    When you deliver a presentation at a conference or at a meeting, you want everyone in attendance to understand your message. However, many presenters unintentionally erect barriers that make that goal difficult for some attendees. In this webinar, you will learn about best practices for making your presentations accessible to a wider audience that includes not only people with disabilities, but also people who call into a presentation and do not have access to the visuals, and those sitting in the back row of a large room. You will learn techniques for making your slides more accessible using a number of popular presentation tools such as Microsoft PowerPoint, Apple’s Keynote and Google Slides, as well as how to design an accessible handout that provides value even after the presentation is over. Finally, you will learn how to deliver your presentation in a way that allows everyone to participate and engage.

  • webinar
    MathML being written on a blackboard.

    2:00PM – 3:00PM ET on Tuesday, January 22, 2019

    MathML is a markup language used to display equations and other mathematical expressions on the web and in other formats such as ePub and NIMAS. MathML is important for accessibility because it allows equations to be stored as structured text rather than images. Unlike images, structured text can be enlarged with good resolution for low-vision users who need magnification. Blind learners can use screen readers that support MathML to navigate and review the parts of mathematical expressions in the correct order, which is important for understanding complex mathematical expressions. But writing MathML code is not for the faint of heart! In this webinar, we’ll show you some ways you can write and use MathML code with little to no coding. We will then also demonstrate a number of other math accessibility tools from Texthelp, Desmos, the DIAGRAM Center and more!
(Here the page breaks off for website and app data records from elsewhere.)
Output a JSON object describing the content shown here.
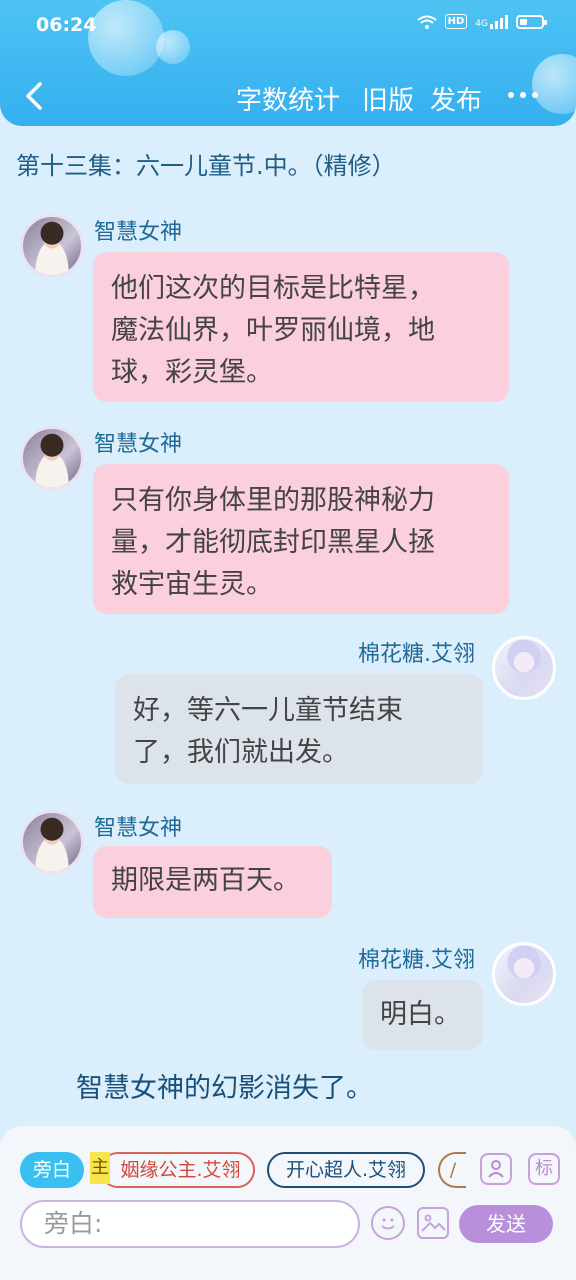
{
  "status_bar": {
    "time": "06:24",
    "hd": "HD",
    "network": "4G"
  },
  "header": {
    "word_count": "字数统计",
    "old_version": "旧版",
    "publish": "发布"
  },
  "episode_title": "第十三集：六一儿童节.中。（精修）",
  "messages": [
    {
      "speaker": "智慧女神",
      "text_lines": [
        "他们这次的目标是比特星，",
        "魔法仙界，叶罗丽仙境，地",
        "球，彩灵堡。"
      ]
    },
    {
      "speaker": "智慧女神",
      "text_lines": [
        "只有你身体里的那股神秘力",
        "量，才能彻底封印黑星人拯",
        "救宇宙生灵。"
      ]
    },
    {
      "speaker": "棉花糖.艾翎",
      "text_lines": [
        "好，等六一儿童节结束",
        "了，我们就出发。"
      ]
    },
    {
      "speaker": "智慧女神",
      "text_lines": [
        "期限是两百天。"
      ]
    },
    {
      "speaker": "棉花糖.艾翎",
      "text_lines": [
        "明白。"
      ]
    }
  ],
  "narration": "智慧女神的幻影消失了。",
  "input_bar": {
    "chips": {
      "narration": "旁白",
      "main_tag": "主",
      "role1": "姻缘公主.艾翎",
      "role2": "开心超人.艾翎",
      "role3_partial": "/"
    },
    "icon_mark": "标",
    "placeholder": "旁白:",
    "send": "发送"
  },
  "colors": {
    "header": "#34b0ef",
    "left_bubble": "#fbcfdb",
    "right_bubble": "#dde3eb",
    "send_button": "#b98fdc"
  }
}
  • presentation

    2:00PM – 4:45PM ET on Friday, November 8, 2019

    Accessibility of an OER means that all students are afforded the same opportunity to learn from a material, regardless of the tools they use for access. Learner variability is the norm, not the exception, so consideration of the ways students interact with digital materials is essential for curating and authoring inclusive OER.
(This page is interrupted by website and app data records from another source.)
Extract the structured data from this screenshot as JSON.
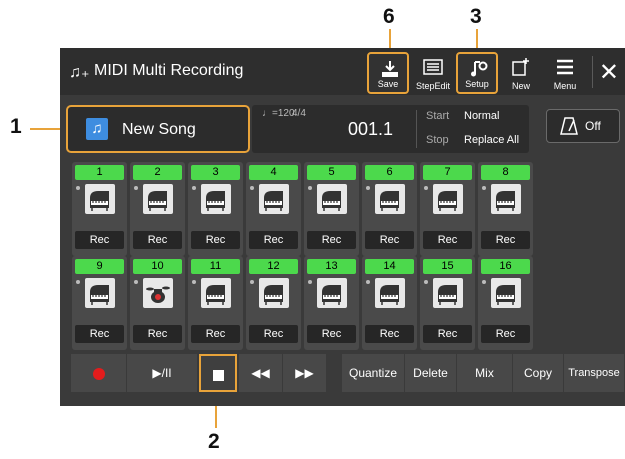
{
  "callouts": {
    "c1": "1",
    "c2": "2",
    "c3": "3",
    "c6": "6"
  },
  "window": {
    "title": "MIDI Multi Recording"
  },
  "toolbar": {
    "save": "Save",
    "stepedit": "StepEdit",
    "setup": "Setup",
    "new": "New",
    "menu": "Menu"
  },
  "song": {
    "name": "New Song",
    "tempo": "♩=120",
    "meter": "4/4",
    "position": "001.1",
    "start_label": "Start",
    "start_value": "Normal",
    "stop_label": "Stop",
    "stop_value": "Replace All"
  },
  "metronome": {
    "label": "Off"
  },
  "tracks_row1": [
    {
      "num": "1",
      "rec": "Rec"
    },
    {
      "num": "2",
      "rec": "Rec"
    },
    {
      "num": "3",
      "rec": "Rec"
    },
    {
      "num": "4",
      "rec": "Rec"
    },
    {
      "num": "5",
      "rec": "Rec"
    },
    {
      "num": "6",
      "rec": "Rec"
    },
    {
      "num": "7",
      "rec": "Rec"
    },
    {
      "num": "8",
      "rec": "Rec"
    }
  ],
  "tracks_row2": [
    {
      "num": "9",
      "rec": "Rec"
    },
    {
      "num": "10",
      "rec": "Rec"
    },
    {
      "num": "11",
      "rec": "Rec"
    },
    {
      "num": "12",
      "rec": "Rec"
    },
    {
      "num": "13",
      "rec": "Rec"
    },
    {
      "num": "14",
      "rec": "Rec"
    },
    {
      "num": "15",
      "rec": "Rec"
    },
    {
      "num": "16",
      "rec": "Rec"
    }
  ],
  "bottom": {
    "play": "▶/II",
    "rew": "◀◀",
    "ff": "▶▶",
    "quantize": "Quantize",
    "delete": "Delete",
    "mix": "Mix",
    "copy": "Copy",
    "transpose": "Transpose"
  },
  "colors": {
    "accent": "#e8a33a",
    "track_green": "#4cd94c",
    "rec_red": "#e31c1c",
    "song_icon": "#3e8de0"
  }
}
  • presentation

    2:00PM – 5:00PM CDT on Tuesday, June 9, 2015

    Presentation at the Texas Assistive Technology Network Statewide Conference (TATN) 2015.

  • statement
    image of computer keyboard

    CAST, 2013

    CAST responds to the U.S. Department of Education Guidance on Title I Peer Review Process

  • webinar

    2:00PM – 3:00PM ET on Wednesday, February 28, 2018

    All students benefit when products are proactively and intentionally designed from the onset to be accessible and address learner variability. From test questions to web design to real-time captioning, ed tech companies need to understand the whys and hows of creating accessible educational content and software. This session will cover what early stage, growth and late stage ed tech companies should know about available resources, technical standards and legal requirements for making accessible products.